*** Opening Exercise input ***

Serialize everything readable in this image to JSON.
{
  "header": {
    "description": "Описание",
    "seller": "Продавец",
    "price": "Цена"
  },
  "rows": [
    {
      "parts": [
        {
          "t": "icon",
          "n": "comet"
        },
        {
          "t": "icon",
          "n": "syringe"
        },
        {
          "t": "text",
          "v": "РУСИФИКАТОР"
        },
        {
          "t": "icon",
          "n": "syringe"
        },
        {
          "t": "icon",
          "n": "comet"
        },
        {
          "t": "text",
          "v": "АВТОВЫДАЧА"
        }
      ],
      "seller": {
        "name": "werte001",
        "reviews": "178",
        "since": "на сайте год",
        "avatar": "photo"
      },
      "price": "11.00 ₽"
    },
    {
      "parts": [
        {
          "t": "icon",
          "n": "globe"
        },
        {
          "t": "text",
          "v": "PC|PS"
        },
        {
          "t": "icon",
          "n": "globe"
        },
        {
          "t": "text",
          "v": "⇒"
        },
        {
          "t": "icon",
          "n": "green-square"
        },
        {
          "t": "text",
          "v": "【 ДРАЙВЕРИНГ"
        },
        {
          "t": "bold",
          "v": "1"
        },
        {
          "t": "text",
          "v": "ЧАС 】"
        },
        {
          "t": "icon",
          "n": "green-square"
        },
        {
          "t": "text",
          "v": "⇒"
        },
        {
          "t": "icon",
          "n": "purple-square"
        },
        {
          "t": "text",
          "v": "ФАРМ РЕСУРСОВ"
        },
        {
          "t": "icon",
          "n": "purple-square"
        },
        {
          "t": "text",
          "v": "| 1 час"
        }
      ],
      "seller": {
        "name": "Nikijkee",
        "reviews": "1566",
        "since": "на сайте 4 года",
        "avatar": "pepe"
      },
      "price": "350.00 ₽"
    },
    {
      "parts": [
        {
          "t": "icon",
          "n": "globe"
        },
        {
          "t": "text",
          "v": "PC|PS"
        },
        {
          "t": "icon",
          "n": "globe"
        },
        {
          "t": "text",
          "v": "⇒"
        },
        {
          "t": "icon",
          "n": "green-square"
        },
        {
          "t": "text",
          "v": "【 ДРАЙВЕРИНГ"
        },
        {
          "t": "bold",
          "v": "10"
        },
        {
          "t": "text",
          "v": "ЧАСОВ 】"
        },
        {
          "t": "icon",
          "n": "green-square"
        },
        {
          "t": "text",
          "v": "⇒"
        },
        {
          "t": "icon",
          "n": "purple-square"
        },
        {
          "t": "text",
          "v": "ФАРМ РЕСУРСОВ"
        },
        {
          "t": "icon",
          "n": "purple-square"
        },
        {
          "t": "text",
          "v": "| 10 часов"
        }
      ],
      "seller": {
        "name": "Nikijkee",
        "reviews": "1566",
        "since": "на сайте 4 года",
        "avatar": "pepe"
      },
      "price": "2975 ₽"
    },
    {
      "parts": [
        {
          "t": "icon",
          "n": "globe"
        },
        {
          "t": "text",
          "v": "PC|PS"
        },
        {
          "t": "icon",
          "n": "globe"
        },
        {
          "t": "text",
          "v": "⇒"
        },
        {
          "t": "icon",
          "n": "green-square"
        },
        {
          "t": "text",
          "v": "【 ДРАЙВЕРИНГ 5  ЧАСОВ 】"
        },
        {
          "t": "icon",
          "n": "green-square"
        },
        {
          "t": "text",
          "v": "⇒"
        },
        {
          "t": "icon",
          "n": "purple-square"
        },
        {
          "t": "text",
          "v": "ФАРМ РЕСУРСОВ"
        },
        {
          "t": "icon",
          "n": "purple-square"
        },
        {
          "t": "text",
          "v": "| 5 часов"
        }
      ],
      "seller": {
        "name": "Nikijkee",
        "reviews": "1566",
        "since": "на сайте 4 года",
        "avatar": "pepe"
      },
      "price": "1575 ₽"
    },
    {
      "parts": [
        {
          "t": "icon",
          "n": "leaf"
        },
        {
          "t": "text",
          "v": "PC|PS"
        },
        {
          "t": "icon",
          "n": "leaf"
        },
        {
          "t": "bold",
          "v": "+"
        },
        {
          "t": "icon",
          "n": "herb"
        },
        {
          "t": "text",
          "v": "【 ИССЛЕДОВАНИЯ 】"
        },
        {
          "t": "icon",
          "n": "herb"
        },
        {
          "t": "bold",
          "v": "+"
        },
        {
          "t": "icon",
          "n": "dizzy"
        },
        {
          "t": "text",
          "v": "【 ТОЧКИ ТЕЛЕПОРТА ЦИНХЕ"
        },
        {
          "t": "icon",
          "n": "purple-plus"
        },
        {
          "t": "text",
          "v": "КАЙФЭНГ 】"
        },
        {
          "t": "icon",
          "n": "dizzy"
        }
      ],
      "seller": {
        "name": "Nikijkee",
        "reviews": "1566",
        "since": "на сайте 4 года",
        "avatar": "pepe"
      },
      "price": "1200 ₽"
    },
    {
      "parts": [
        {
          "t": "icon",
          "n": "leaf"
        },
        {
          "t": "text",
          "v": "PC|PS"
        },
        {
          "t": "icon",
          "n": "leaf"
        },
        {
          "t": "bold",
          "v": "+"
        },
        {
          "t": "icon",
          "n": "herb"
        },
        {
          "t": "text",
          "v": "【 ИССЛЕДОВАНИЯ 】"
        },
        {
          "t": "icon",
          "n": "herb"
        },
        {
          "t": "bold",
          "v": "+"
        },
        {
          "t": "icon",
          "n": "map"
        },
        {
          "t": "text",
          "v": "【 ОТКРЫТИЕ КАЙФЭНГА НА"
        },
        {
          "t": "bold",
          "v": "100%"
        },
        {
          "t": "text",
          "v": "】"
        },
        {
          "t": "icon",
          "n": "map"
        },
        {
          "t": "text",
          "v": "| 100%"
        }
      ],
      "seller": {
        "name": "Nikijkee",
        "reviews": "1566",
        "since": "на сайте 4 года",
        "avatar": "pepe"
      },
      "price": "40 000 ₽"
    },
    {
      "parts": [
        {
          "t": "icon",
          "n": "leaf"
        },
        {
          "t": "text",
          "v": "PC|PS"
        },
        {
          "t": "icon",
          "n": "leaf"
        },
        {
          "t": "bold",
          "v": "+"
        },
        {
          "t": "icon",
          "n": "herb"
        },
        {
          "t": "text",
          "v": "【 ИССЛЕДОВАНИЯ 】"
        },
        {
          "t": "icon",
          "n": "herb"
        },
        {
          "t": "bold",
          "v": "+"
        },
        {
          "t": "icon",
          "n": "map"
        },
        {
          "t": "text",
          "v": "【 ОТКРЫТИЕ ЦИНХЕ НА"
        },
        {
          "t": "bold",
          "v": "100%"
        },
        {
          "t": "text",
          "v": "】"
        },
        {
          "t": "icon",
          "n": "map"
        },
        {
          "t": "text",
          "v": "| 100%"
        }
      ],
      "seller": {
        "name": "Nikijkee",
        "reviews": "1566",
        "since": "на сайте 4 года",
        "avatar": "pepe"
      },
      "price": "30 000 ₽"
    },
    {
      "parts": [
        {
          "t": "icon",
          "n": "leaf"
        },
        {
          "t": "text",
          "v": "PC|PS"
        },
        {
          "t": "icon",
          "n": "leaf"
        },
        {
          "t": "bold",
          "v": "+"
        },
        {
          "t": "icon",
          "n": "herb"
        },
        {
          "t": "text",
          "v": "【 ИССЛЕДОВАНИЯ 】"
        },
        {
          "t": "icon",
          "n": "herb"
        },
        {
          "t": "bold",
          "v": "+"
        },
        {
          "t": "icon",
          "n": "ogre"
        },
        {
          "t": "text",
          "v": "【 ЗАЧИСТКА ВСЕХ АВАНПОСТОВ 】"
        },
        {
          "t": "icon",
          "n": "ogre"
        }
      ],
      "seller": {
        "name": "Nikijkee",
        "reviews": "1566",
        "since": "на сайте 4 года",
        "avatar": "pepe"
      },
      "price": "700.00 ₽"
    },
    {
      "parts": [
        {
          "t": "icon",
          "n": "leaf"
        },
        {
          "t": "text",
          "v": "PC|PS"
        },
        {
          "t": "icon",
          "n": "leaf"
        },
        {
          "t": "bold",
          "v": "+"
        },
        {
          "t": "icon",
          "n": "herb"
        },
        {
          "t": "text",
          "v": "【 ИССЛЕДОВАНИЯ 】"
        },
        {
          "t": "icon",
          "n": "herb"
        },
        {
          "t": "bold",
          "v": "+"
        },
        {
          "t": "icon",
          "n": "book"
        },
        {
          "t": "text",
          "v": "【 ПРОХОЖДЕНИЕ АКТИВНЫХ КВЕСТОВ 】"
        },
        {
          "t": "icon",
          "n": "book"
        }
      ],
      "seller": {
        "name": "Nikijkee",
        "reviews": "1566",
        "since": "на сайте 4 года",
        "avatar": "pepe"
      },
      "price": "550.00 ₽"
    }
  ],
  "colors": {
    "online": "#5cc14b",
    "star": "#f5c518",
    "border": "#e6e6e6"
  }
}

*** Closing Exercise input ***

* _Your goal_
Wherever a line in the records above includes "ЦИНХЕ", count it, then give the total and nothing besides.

* _Answer to this problem_
2